“That’d probably be big news if the Love Judge went out of business, huh?” Tribble said.
When Florida’s gay marriage ban was struck down, media reported several county clerks, while legally compelled to issue marriage licenses to same sex couples, stopped offering courthouse weddings all together.
Judge Tribble said he’ll decide whether or not to marry same sex couples when the Supreme Court’s ruling on gay marriage comes down, but he believes all people should be treated equally.
“I couldn’t choose to not do a gay wedding and do a straight wedding,” Tribble said. “That’s discrimination in my mind. I mean, that’s a no brainer," Tribble asserted. "And so, you know, if you’re hearing that some of the judges in West Kentucky are no longer doing them, that may be what they’re thinking.”
Deliberating on gay marriage isn’t the first time the U.S. Supreme Court has been concerned with matrimony. The high court struck down interracial marriage bans across the nation in 1967. But that controversial decision didn’t cause as much local upheaval. A 1968 gallup poll showed 73 percent of Americans disapproved of interracial marriage. A 2014 gallup poll shows that just 42 percent of Americans oppose same sex marriage. However, the public debate has been very noisy.

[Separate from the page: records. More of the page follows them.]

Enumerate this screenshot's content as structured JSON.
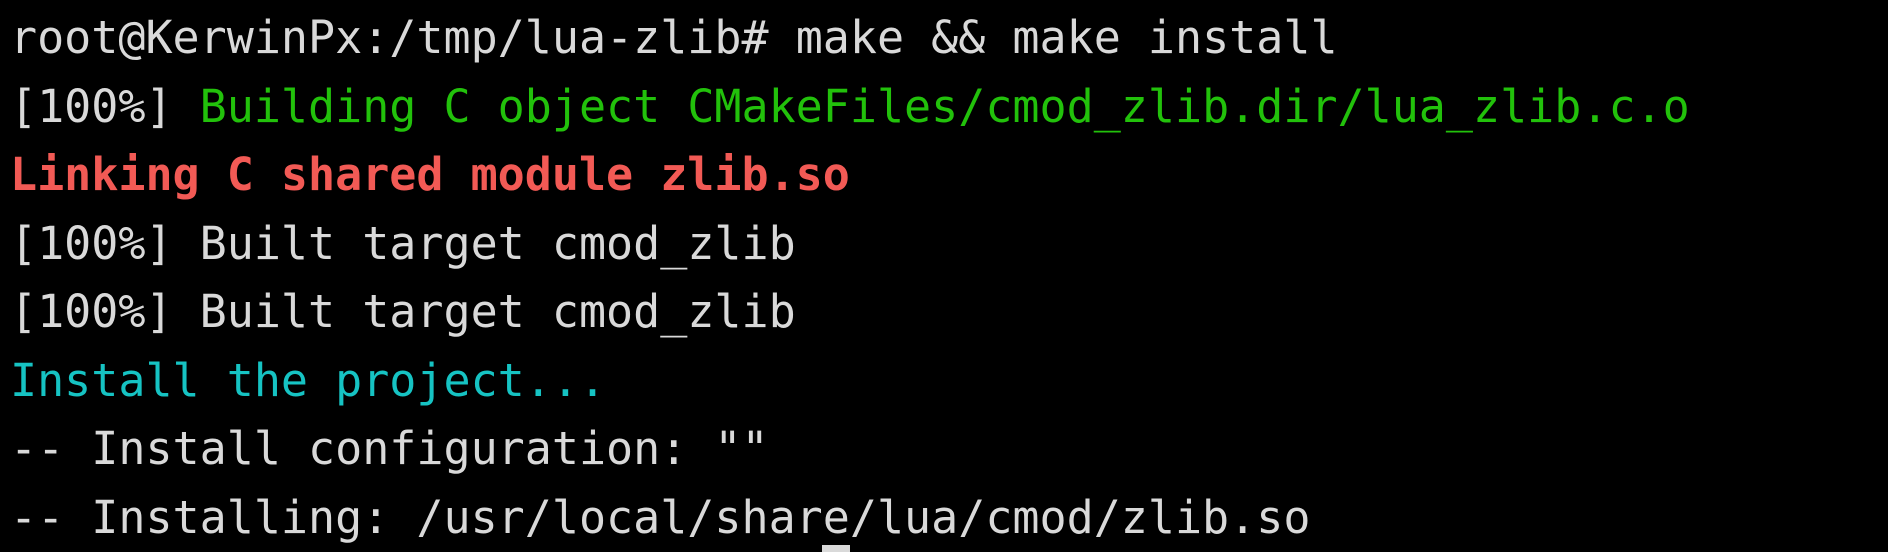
{
  "terminal": {
    "prompt": "root@KerwinPx:/tmp/lua-zlib# ",
    "command": "make && make install",
    "lines": [
      {
        "prefix": "[100%] ",
        "text": "Building C object CMakeFiles/cmod_zlib.dir/lua_zlib.c.o",
        "color": "#22c10b"
      },
      {
        "prefix": "",
        "text": "Linking C shared module zlib.so",
        "color": "#f25a55"
      },
      {
        "prefix": "[100%] ",
        "text": "Built target cmod_zlib",
        "color": "#d9d9d9"
      },
      {
        "prefix": "[100%] ",
        "text": "Built target cmod_zlib",
        "color": "#d9d9d9"
      },
      {
        "prefix": "",
        "text": "Install the project...",
        "color": "#16c3c3"
      },
      {
        "prefix": "",
        "text": "-- Install configuration: \"\"",
        "color": "#d9d9d9"
      },
      {
        "prefix": "",
        "text": "-- Installing: /usr/local/share/lua/cmod/zlib.so",
        "color": "#d9d9d9"
      }
    ]
  },
  "colors": {
    "background": "#000000",
    "foreground": "#d9d9d9",
    "green": "#22c10b",
    "red": "#f25a55",
    "cyan": "#16c3c3"
  }
}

“We’re not really asking anything more than just for the state to actually recognize us as one instead of two singles living together,” said Murray State University exercise science professor Jason Jaggers.
Jaggers and his partner Jeff have been together for 15 years. He says all that really matters is the state recognize the validity of their union and give them the same benefits afforded heterosexual couples. Jaggers says if judges aren’t legally required to solemnize weddings, then it’s okay if they decide not to marry same sex couples, so long as there is someone else at the courthouse to perform gay marriages.
Jaggers understands the strong religious beliefs many public officials hold that keep them from accepting gay marriage but he says those inclinations have no place in public office.
“No matter what progress we make, they always try to find these little loopholes or ways around that, to continuously holding down our rights, treating us like second class citizens and think that, that that’s okay,” Jaggers said. “It makes no sense to me.”
Though “Love Judge” Tribble is undecided on the issue, other judge/executives know their stance. In Hopkins County, Donald Carroll says he would probably stop marrying people if the gay marriage ban is lifted. In Lyon County, Wade White said he might continue to marry all but same sex couples on the grounds of religious opposition. Jesse Perry and Bob Leeper in Graves County and McCracken County do not perform marriages. And Larry Elkins of Calloway County stopped doing marriages last summer because he says they were too time-consuming.
Executive Director of the Kentucky County Judge/Executive Association Vince Lang says he doesn’t know of any law addressing discrimination when it comes to who public officials choose to marry.
“There could be litigation. There’s always the temptation for certain people to go to court to get what they think is a just decision. It may be that the statutes get broadened or narrowed through time,” Lang said.
The Supreme Court is expected to issue a ruling on gay marriage this summer.